Before Ron Paul came in a close third at the Iowa caucus, CNN cameras caught up with Jesse Thorsen, a serviceman with the Army Reserves. As RT reported earlier this week, however, the live interview from Iowa was abruptly halted just as Cpl. Thorsen began praising Ron Paul for his campaign for the Republican Party nomination and the promises he vows to make as president. Later that evening, Paul welcomed Thorsen onto the stage to finish speaking so the rest of America could hear his message of support that was aborted during the live broadcast.
Supporting Ron Paul, says the Army, can be a bit of a problem.
Attending a partisan political event while clad in military garb is a violation of Defense Department rules, says the Pentagon.
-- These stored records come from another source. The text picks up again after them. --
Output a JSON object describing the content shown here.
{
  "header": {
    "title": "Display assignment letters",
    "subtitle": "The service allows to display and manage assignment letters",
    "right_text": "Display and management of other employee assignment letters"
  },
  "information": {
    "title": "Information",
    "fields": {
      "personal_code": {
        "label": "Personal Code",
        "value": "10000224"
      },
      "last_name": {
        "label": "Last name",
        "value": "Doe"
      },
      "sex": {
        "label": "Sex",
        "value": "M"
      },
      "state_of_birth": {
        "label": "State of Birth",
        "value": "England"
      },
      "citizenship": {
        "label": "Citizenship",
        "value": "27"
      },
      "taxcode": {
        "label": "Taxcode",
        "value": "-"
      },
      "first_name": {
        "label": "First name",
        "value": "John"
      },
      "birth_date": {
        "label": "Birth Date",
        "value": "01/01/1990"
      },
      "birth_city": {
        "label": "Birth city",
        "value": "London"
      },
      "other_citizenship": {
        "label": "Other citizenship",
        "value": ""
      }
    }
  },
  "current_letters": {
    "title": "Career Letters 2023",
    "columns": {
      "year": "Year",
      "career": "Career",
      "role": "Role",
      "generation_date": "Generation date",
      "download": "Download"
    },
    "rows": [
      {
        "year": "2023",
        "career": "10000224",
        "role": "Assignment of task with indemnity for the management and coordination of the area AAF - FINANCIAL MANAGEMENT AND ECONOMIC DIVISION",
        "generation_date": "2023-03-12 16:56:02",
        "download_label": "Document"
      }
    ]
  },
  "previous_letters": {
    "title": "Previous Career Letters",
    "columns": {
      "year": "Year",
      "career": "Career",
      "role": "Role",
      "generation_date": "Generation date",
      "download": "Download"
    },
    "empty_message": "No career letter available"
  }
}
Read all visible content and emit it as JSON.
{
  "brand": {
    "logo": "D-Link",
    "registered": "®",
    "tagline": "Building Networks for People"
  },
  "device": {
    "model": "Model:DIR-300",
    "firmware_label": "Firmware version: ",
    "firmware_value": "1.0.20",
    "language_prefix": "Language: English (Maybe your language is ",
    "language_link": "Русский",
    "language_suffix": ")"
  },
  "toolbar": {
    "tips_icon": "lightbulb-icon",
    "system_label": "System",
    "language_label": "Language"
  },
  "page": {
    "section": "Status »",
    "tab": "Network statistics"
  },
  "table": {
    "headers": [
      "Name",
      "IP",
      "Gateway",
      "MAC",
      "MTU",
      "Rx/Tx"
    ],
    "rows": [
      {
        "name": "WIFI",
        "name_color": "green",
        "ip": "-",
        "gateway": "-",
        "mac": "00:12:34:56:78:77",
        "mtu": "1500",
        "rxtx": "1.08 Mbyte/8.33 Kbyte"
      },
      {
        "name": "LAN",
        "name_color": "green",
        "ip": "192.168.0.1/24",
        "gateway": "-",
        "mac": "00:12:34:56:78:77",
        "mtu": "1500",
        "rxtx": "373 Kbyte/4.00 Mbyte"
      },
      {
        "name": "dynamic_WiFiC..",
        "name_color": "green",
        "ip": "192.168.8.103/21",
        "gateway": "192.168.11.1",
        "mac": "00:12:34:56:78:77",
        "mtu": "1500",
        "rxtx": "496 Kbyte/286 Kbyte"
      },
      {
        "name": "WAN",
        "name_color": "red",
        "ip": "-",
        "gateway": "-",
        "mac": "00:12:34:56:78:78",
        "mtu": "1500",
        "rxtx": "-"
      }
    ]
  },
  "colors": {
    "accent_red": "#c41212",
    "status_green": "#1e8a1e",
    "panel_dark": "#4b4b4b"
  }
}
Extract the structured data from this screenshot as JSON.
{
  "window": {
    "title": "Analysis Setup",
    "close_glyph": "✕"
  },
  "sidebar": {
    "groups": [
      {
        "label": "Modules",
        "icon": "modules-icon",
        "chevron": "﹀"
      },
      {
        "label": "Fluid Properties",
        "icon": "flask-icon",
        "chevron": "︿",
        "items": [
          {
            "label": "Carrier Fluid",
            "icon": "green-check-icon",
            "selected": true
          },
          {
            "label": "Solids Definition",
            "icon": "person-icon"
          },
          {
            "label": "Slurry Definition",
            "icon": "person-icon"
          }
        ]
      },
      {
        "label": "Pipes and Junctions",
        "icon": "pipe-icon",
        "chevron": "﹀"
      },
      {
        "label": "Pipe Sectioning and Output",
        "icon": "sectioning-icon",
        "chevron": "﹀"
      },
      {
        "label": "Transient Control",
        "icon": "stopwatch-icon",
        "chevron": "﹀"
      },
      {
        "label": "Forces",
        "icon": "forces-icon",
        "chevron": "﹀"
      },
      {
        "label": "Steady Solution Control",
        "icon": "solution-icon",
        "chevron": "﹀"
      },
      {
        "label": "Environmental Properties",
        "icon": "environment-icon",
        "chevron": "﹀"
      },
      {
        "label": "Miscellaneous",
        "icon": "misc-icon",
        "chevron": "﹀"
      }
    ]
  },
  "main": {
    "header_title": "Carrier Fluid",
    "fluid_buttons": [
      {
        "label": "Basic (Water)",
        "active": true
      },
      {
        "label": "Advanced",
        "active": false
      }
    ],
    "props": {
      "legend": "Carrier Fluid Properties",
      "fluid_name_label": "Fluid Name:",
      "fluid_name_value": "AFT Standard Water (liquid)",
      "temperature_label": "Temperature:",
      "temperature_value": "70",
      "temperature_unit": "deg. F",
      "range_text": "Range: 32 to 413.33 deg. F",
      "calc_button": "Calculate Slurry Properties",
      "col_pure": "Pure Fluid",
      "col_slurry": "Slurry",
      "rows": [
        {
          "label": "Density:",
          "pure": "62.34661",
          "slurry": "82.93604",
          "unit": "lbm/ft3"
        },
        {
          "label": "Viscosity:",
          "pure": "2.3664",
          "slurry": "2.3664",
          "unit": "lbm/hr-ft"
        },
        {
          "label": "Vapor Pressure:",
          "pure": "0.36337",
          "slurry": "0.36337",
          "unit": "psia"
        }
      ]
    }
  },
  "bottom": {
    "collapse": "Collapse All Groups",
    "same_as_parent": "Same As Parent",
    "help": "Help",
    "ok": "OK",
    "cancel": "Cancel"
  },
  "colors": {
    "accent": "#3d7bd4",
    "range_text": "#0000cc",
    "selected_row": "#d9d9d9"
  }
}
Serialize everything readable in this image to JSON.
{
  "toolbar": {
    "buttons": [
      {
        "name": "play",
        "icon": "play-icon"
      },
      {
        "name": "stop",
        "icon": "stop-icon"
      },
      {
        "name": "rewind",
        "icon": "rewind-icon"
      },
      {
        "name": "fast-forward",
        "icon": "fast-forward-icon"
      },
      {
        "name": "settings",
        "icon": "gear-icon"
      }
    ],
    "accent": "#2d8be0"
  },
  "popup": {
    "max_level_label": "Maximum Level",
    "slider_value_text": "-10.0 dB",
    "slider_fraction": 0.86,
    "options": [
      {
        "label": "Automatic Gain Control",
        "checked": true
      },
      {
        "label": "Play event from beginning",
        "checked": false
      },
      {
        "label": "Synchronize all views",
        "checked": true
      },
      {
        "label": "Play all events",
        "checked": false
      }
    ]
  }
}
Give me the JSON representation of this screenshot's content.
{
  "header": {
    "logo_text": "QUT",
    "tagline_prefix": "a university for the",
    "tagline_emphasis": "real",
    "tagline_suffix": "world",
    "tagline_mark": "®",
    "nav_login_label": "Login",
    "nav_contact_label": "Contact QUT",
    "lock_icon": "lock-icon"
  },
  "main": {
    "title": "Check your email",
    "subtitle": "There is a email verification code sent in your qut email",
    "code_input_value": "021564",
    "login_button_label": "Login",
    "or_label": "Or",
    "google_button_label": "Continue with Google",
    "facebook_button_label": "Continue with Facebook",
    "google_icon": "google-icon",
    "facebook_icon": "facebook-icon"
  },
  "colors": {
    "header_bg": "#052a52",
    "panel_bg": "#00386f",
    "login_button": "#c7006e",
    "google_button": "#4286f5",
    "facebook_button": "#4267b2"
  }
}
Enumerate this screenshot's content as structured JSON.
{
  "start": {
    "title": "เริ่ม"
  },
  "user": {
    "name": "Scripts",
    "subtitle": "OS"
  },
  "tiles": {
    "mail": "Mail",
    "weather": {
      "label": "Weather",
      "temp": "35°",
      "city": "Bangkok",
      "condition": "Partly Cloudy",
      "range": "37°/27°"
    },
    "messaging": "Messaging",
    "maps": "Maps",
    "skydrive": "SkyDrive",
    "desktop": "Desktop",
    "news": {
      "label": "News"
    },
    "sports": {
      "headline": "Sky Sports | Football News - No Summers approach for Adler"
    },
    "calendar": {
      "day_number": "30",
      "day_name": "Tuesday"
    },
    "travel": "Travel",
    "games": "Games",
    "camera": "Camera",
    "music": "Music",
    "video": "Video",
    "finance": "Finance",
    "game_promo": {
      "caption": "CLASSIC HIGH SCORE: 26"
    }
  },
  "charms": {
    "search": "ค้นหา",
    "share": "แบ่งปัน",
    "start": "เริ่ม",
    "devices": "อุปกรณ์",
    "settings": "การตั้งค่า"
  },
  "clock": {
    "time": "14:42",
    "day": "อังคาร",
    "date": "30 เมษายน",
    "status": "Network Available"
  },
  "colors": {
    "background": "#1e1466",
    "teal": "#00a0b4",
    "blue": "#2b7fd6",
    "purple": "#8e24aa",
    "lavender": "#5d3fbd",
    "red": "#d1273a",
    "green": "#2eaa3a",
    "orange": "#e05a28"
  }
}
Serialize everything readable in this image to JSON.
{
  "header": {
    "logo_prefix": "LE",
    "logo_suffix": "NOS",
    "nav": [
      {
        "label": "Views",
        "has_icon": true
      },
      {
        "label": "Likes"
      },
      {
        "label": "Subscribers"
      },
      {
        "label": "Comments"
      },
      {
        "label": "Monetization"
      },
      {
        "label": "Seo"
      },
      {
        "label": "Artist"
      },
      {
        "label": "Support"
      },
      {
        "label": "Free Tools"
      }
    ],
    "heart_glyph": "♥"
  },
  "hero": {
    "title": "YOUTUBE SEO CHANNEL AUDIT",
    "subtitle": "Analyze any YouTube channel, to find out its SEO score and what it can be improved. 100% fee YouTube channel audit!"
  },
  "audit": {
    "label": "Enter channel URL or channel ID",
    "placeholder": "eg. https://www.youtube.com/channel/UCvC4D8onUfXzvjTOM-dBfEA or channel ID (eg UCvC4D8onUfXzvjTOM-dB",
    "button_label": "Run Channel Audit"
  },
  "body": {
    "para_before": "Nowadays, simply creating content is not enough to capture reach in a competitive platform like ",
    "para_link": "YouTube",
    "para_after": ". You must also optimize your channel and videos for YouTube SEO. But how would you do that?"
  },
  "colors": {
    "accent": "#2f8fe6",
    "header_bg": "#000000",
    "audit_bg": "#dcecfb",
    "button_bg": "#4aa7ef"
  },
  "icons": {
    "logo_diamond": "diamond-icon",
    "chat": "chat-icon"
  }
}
Although Thorsen was allowed to wear his uniform on the battlefield, doing so at Ron Paul headquarters on national television is against the rules. Now the DoD says that they are investigating the soldier as they determine how to handle the case.
According to a spokeswoman for the armed forces branch, Thorsen “stands alone in his opinions regarding his political affiliation and beliefs, and his statements and beliefs in no way reflect that of the Army Reserve.”
Thorsen shared on television live from Ankeny, Iowa during the caucus that Paul should be saluted for his stance on foreign policy, which affects him as an active duty soldier. “His foreign policy is by far, hands down, better than any candidate’s out there, and I’m sure you all know that. We don’t need to be picking fights overseas and I think everybody else knows that too,” said Thorsen.
Paul has stood out among GOP hopefuls as the one candidate adamantly opposed to continuing immense and costly military operations overseas. The congressman himself served in the United States Air Force in the 1960s before entering medicine and eventually politics.